***** Record set

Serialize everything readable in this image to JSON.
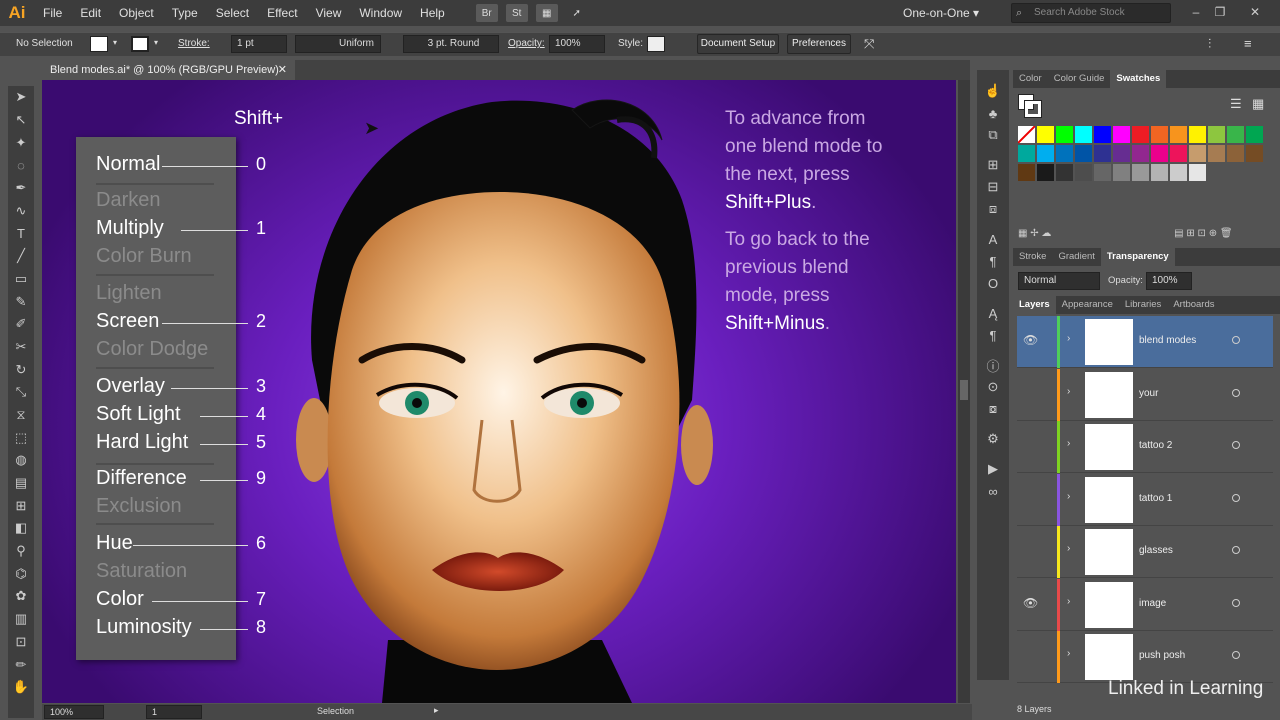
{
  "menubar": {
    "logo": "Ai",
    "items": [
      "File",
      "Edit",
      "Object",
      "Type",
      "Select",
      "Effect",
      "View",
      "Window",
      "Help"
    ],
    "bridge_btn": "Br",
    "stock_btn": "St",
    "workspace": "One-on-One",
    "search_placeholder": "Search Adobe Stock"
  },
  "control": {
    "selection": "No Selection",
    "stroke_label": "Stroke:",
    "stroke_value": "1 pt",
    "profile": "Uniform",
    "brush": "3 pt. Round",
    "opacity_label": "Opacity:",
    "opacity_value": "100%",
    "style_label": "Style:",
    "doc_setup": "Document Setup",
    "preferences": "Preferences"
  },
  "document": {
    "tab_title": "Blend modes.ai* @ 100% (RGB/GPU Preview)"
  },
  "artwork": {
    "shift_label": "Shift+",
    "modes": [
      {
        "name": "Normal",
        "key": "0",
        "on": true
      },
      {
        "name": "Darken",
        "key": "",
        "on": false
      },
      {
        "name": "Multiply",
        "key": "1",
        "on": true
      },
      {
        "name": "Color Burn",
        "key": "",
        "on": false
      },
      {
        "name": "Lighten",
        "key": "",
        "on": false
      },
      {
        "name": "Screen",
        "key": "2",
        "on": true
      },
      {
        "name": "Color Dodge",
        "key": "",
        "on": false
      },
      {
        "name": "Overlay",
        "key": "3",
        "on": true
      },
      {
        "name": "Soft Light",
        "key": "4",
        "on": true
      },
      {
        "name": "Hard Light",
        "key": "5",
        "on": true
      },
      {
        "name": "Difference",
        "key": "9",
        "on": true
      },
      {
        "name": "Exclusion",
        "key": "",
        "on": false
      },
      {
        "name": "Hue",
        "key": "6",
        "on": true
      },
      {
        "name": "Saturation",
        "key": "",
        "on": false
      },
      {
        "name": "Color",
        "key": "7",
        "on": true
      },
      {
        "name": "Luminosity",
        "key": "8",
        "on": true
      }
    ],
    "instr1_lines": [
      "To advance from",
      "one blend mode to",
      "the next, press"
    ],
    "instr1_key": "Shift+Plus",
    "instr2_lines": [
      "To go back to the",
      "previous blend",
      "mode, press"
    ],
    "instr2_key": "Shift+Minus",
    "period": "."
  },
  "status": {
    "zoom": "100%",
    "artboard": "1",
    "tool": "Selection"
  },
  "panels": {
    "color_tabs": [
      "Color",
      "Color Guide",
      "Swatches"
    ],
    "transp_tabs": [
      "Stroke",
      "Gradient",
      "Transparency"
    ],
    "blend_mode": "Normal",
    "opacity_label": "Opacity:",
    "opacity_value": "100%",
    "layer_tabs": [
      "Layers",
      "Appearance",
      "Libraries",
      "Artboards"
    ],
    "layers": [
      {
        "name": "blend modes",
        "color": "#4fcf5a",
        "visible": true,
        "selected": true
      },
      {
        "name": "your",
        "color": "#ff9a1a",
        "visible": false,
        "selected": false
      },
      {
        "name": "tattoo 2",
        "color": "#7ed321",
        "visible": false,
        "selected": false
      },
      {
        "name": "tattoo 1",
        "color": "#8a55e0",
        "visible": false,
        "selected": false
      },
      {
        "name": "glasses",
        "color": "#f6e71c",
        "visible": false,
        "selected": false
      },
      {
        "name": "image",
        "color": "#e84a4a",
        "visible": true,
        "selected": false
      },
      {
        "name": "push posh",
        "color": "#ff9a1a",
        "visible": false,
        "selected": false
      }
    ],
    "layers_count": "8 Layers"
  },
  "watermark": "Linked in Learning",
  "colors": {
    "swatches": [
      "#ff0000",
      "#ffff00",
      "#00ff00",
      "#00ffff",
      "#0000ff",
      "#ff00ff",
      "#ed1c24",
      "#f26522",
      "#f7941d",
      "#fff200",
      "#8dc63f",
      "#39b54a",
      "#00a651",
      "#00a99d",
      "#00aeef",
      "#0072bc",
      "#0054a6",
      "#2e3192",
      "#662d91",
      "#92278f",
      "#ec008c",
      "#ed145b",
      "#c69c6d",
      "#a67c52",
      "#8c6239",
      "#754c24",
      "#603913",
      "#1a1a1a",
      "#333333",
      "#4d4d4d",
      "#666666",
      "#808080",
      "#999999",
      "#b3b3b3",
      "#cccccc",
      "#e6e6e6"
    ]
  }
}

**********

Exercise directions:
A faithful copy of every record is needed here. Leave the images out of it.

Solution:
Serialize everything readable in this image to JSON.
{
  "menubar": {
    "logo": "Ai",
    "items": [
      "File",
      "Edit",
      "Object",
      "Type",
      "Select",
      "Effect",
      "View",
      "Window",
      "Help"
    ],
    "bridge_btn": "Br",
    "stock_btn": "St",
    "workspace": "One-on-One",
    "search_placeholder": "Search Adobe Stock"
  },
  "control": {
    "selection": "No Selection",
    "stroke_label": "Stroke:",
    "stroke_value": "1 pt",
    "profile": "Uniform",
    "brush": "3 pt. Round",
    "opacity_label": "Opacity:",
    "opacity_value": "100%",
    "style_label": "Style:",
    "doc_setup": "Document Setup",
    "preferences": "Preferences"
  },
  "document": {
    "tab_title": "Blend modes.ai* @ 100% (RGB/GPU Preview)"
  },
  "artwork": {
    "shift_label": "Shift+",
    "modes": [
      {
        "name": "Normal",
        "key": "0",
        "on": true
      },
      {
        "name": "Darken",
        "key": "",
        "on": false
      },
      {
        "name": "Multiply",
        "key": "1",
        "on": true
      },
      {
        "name": "Color Burn",
        "key": "",
        "on": false
      },
      {
        "name": "Lighten",
        "key": "",
        "on": false
      },
      {
        "name": "Screen",
        "key": "2",
        "on": true
      },
      {
        "name": "Color Dodge",
        "key": "",
        "on": false
      },
      {
        "name": "Overlay",
        "key": "3",
        "on": true
      },
      {
        "name": "Soft Light",
        "key": "4",
        "on": true
      },
      {
        "name": "Hard Light",
        "key": "5",
        "on": true
      },
      {
        "name": "Difference",
        "key": "9",
        "on": true
      },
      {
        "name": "Exclusion",
        "key": "",
        "on": false
      },
      {
        "name": "Hue",
        "key": "6",
        "on": true
      },
      {
        "name": "Saturation",
        "key": "",
        "on": false
      },
      {
        "name": "Color",
        "key": "7",
        "on": true
      },
      {
        "name": "Luminosity",
        "key": "8",
        "on": true
      }
    ],
    "instr1_lines": [
      "To advance from",
      "one blend mode to",
      "the next, press"
    ],
    "instr1_key": "Shift+Plus",
    "instr2_lines": [
      "To go back to the",
      "previous blend",
      "mode, press"
    ],
    "instr2_key": "Shift+Minus",
    "period": "."
  },
  "status": {
    "zoom": "100%",
    "artboard": "1",
    "tool": "Selection"
  },
  "panels": {
    "color_tabs": [
      "Color",
      "Color Guide",
      "Swatches"
    ],
    "transp_tabs": [
      "Stroke",
      "Gradient",
      "Transparency"
    ],
    "blend_mode": "Normal",
    "opacity_label": "Opacity:",
    "opacity_value": "100%",
    "layer_tabs": [
      "Layers",
      "Appearance",
      "Libraries",
      "Artboards"
    ],
    "layers": [
      {
        "name": "blend modes",
        "color": "#4fcf5a",
        "visible": true,
        "selected": true
      },
      {
        "name": "your",
        "color": "#ff9a1a",
        "visible": false,
        "selected": false
      },
      {
        "name": "tattoo 2",
        "color": "#7ed321",
        "visible": false,
        "selected": false
      },
      {
        "name": "tattoo 1",
        "color": "#8a55e0",
        "visible": false,
        "selected": false
      },
      {
        "name": "glasses",
        "color": "#f6e71c",
        "visible": false,
        "selected": false
      },
      {
        "name": "image",
        "color": "#e84a4a",
        "visible": true,
        "selected": false
      },
      {
        "name": "push posh",
        "color": "#ff9a1a",
        "visible": false,
        "selected": false
      }
    ],
    "layers_count": "8 Layers"
  },
  "watermark": "Linked in Learning",
  "colors": {
    "swatches": [
      "#ff0000",
      "#ffff00",
      "#00ff00",
      "#00ffff",
      "#0000ff",
      "#ff00ff",
      "#ed1c24",
      "#f26522",
      "#f7941d",
      "#fff200",
      "#8dc63f",
      "#39b54a",
      "#00a651",
      "#00a99d",
      "#00aeef",
      "#0072bc",
      "#0054a6",
      "#2e3192",
      "#662d91",
      "#92278f",
      "#ec008c",
      "#ed145b",
      "#c69c6d",
      "#a67c52",
      "#8c6239",
      "#754c24",
      "#603913",
      "#1a1a1a",
      "#333333",
      "#4d4d4d",
      "#666666",
      "#808080",
      "#999999",
      "#b3b3b3",
      "#cccccc",
      "#e6e6e6"
    ]
  }
}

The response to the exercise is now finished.